**PROBLEM DESCRIPTION**. For each line of the data below that includes the string "Untitled", count one, and answer with the sum only.

########

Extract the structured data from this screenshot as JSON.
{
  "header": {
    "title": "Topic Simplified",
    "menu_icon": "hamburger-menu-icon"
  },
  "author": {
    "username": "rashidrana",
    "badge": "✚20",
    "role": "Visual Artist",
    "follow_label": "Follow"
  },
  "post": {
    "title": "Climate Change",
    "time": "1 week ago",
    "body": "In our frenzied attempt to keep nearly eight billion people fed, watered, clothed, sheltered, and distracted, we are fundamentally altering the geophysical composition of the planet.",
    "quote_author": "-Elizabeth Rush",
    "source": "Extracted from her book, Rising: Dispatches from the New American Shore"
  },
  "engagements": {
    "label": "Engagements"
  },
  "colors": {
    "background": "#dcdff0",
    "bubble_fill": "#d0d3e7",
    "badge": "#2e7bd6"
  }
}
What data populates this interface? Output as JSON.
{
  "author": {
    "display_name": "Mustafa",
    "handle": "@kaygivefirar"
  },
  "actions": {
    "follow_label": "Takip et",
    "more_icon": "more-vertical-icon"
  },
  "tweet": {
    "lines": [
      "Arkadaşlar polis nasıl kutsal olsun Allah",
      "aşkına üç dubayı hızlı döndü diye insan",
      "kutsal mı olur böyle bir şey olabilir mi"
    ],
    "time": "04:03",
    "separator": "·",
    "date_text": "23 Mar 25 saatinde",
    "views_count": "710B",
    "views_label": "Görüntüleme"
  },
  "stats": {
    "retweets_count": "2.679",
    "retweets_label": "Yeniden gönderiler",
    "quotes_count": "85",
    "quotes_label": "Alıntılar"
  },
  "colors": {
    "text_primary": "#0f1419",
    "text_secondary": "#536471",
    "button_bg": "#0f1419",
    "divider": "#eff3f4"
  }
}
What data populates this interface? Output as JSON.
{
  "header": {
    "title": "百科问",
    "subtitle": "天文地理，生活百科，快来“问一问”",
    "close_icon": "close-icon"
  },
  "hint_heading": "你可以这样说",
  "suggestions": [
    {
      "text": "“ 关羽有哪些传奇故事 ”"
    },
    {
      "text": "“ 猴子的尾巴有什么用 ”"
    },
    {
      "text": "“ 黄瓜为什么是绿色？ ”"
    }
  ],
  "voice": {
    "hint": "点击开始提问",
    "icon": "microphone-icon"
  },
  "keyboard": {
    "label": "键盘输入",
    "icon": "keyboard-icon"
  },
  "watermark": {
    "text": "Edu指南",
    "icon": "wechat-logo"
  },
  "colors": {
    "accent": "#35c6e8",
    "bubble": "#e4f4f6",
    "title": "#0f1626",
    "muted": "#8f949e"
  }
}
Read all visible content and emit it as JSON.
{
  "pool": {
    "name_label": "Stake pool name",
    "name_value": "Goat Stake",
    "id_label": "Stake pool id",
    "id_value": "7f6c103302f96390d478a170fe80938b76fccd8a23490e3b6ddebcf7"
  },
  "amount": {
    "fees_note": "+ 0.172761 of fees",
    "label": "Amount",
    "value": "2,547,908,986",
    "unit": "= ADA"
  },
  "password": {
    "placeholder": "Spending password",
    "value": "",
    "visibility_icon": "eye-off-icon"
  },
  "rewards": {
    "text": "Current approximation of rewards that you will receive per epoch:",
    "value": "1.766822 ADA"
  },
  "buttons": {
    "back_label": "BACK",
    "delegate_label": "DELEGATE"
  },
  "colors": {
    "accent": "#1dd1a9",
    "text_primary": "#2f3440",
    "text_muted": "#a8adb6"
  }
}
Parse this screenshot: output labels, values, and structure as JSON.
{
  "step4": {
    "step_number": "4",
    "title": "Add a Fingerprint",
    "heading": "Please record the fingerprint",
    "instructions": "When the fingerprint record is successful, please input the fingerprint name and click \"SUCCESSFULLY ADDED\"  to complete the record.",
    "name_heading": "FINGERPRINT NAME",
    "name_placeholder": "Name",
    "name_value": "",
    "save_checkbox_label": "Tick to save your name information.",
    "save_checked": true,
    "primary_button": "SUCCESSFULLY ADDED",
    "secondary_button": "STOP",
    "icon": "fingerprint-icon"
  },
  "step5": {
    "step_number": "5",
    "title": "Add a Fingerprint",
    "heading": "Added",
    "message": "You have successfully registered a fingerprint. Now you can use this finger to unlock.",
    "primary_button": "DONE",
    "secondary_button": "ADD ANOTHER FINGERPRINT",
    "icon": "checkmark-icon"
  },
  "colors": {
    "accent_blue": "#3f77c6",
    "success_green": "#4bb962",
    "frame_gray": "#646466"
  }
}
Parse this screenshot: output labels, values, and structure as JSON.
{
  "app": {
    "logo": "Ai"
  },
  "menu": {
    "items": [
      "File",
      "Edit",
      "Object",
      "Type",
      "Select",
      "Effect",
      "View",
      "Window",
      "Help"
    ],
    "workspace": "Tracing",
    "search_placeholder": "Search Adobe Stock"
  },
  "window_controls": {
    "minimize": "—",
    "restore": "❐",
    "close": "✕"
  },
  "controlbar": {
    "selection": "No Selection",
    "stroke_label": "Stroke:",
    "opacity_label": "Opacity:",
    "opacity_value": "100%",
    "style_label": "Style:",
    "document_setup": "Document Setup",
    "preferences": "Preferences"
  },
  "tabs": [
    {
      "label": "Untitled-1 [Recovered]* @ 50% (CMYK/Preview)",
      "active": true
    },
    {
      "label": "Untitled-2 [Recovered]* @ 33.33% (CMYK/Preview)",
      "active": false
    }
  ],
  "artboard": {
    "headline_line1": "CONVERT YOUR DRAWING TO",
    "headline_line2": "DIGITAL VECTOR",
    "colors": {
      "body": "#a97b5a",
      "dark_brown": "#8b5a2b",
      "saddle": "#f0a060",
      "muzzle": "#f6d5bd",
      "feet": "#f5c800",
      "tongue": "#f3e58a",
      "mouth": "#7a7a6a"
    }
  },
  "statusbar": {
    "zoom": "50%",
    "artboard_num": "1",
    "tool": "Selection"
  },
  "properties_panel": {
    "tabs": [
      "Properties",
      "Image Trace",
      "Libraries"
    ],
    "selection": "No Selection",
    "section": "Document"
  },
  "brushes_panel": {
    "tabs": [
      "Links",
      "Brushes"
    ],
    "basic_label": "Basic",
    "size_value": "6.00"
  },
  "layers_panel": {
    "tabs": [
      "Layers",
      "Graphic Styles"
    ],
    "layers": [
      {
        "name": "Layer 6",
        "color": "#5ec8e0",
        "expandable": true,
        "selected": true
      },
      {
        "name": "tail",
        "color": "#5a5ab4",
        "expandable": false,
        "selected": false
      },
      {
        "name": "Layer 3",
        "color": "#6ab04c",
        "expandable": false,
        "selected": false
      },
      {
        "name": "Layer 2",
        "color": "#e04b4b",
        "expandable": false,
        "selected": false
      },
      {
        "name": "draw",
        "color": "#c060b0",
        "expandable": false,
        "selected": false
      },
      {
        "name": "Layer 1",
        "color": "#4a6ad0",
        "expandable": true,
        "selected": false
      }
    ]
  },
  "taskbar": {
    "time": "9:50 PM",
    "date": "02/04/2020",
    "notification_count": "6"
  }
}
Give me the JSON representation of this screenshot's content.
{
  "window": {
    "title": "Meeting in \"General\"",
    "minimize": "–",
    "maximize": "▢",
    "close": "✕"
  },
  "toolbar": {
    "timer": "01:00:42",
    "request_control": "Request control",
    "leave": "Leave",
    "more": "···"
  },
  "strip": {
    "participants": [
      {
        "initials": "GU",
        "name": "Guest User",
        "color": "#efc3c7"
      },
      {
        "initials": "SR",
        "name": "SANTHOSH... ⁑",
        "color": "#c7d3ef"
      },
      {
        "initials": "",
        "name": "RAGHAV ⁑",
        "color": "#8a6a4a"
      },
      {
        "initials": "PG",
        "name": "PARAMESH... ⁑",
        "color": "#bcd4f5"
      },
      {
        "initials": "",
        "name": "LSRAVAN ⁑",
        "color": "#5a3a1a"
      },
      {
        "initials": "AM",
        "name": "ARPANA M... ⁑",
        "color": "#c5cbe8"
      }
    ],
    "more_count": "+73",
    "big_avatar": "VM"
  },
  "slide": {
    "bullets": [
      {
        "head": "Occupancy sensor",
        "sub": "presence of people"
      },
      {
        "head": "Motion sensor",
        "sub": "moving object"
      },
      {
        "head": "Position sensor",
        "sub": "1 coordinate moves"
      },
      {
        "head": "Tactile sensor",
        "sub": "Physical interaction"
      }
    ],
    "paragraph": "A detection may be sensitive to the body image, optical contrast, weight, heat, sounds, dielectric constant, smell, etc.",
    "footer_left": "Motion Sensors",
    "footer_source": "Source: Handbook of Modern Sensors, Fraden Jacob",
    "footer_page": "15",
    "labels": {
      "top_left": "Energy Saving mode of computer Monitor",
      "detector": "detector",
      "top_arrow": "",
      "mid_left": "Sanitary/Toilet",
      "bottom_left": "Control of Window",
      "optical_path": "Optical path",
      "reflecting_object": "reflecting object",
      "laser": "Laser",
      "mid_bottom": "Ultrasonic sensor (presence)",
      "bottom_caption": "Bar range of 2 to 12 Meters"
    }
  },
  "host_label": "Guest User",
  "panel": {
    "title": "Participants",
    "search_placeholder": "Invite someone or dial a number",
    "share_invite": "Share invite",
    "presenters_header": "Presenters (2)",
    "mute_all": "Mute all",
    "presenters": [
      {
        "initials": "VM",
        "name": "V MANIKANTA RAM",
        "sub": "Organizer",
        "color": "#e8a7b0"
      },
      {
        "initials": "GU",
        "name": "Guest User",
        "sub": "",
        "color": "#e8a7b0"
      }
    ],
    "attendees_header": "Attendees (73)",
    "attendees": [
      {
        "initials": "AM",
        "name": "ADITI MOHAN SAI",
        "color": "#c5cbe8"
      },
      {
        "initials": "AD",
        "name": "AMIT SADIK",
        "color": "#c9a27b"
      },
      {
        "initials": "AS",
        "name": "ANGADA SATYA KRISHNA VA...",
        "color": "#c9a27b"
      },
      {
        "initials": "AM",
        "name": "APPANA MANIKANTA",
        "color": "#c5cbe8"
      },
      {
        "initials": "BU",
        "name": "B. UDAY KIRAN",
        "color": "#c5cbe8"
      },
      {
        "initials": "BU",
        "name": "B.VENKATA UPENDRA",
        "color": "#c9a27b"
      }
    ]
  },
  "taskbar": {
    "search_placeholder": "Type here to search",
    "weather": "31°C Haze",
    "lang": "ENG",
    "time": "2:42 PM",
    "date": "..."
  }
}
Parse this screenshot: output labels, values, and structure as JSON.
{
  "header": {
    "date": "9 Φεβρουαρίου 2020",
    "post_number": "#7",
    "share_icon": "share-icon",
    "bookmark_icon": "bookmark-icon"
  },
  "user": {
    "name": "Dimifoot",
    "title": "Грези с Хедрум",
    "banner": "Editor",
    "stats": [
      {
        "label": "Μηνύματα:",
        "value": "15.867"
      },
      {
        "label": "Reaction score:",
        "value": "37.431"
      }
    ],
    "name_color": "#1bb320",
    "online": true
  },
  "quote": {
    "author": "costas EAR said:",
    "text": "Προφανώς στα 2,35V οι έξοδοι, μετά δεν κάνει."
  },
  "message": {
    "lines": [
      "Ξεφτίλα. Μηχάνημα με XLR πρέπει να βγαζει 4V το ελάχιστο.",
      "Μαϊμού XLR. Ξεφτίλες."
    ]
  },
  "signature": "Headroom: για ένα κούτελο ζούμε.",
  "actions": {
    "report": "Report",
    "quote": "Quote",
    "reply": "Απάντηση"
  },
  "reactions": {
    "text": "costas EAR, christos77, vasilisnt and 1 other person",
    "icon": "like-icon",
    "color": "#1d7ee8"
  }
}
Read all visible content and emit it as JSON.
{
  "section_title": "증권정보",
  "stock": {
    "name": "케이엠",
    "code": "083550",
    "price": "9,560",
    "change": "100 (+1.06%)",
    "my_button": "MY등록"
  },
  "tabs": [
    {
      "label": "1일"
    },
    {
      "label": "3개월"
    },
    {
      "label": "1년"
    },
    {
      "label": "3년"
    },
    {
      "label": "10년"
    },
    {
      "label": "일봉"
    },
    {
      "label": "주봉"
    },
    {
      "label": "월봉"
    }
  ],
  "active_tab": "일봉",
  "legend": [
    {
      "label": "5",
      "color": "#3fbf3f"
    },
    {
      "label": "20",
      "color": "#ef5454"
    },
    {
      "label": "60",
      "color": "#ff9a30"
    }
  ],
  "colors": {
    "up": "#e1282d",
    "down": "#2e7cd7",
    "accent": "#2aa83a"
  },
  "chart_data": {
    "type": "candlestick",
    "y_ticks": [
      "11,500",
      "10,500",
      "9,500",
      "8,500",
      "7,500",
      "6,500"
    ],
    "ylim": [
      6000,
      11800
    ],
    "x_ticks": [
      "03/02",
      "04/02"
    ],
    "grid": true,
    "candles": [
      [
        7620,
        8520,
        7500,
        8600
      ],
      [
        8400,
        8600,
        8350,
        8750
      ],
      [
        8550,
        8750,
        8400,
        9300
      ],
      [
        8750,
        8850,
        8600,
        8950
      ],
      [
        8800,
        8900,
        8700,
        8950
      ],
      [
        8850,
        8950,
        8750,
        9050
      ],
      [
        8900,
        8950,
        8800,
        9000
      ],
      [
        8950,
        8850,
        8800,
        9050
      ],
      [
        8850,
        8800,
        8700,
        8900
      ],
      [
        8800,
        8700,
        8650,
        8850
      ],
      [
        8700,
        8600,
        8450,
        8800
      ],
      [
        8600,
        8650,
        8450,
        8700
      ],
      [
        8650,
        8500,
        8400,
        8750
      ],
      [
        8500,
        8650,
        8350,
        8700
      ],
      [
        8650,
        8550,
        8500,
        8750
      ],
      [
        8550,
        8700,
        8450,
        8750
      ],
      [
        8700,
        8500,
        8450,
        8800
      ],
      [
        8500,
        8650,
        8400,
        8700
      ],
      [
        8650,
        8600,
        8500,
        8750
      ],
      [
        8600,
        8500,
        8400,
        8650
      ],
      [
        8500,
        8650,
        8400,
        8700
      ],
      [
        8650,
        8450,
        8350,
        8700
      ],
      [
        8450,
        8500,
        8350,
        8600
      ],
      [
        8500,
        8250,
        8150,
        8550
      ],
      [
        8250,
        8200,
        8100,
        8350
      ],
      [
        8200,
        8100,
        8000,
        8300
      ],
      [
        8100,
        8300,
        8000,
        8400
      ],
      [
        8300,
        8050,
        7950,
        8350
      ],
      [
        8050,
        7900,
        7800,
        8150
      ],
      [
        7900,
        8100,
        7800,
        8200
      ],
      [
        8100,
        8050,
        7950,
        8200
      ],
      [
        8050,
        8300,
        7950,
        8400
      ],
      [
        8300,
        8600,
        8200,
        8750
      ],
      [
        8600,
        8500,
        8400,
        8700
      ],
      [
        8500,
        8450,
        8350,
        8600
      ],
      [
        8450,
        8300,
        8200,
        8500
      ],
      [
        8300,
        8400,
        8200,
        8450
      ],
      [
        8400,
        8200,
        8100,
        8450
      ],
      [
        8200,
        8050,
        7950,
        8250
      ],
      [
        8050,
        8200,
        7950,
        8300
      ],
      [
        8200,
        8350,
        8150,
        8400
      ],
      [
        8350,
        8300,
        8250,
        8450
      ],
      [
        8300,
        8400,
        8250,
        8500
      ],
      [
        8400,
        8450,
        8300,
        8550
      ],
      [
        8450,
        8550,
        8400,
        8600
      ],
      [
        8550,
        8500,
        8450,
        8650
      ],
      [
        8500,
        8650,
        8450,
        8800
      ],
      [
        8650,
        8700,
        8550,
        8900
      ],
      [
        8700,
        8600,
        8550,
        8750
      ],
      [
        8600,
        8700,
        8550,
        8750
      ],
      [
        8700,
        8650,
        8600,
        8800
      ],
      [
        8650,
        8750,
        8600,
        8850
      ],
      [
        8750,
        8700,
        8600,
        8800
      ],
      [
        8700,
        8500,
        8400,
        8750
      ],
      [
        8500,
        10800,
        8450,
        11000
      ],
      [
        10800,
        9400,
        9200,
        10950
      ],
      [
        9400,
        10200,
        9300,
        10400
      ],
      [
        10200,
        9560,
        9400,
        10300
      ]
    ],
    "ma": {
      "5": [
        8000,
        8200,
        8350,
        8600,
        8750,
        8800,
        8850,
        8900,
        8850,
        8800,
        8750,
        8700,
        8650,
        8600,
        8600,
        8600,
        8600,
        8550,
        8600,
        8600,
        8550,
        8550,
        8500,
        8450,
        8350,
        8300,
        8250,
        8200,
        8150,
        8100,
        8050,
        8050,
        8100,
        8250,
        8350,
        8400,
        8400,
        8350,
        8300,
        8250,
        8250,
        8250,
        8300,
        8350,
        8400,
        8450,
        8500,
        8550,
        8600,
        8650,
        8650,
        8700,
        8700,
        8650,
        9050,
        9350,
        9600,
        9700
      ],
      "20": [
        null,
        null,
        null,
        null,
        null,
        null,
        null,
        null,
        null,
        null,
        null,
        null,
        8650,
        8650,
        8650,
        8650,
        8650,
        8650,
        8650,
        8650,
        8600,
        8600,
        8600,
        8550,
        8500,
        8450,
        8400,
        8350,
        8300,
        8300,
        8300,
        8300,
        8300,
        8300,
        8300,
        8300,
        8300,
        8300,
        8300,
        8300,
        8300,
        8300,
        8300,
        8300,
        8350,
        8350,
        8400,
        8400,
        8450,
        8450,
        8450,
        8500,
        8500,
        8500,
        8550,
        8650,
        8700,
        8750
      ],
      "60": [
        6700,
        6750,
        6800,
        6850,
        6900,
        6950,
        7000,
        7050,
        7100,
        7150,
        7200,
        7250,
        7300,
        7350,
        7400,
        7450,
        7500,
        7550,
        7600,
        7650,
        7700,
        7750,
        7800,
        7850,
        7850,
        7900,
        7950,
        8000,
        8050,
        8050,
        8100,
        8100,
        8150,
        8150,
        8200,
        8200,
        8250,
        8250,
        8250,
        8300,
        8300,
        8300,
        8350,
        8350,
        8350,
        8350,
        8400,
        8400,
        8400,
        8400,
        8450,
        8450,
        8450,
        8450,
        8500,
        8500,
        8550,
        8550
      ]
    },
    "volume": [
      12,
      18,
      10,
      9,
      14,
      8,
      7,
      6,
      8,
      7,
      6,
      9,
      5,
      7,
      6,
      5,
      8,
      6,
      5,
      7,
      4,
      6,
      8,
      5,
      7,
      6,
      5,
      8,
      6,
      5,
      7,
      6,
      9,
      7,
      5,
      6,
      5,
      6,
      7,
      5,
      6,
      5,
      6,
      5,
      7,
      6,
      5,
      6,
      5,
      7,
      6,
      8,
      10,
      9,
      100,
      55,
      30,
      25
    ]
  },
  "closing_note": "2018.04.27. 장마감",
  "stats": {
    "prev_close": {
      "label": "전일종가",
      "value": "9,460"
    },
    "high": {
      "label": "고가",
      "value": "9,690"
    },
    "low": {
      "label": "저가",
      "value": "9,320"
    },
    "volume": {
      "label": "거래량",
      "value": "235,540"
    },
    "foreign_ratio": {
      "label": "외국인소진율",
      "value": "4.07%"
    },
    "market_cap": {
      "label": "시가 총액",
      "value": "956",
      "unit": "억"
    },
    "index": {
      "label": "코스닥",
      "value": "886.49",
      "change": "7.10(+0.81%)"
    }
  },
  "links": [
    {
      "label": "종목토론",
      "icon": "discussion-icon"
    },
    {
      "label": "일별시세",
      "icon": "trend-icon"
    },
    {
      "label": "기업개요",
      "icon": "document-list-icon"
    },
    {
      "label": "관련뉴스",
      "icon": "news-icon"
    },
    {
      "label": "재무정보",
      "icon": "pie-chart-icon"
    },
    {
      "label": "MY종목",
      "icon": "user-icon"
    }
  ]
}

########

**WRITTEN ANSWER**. 2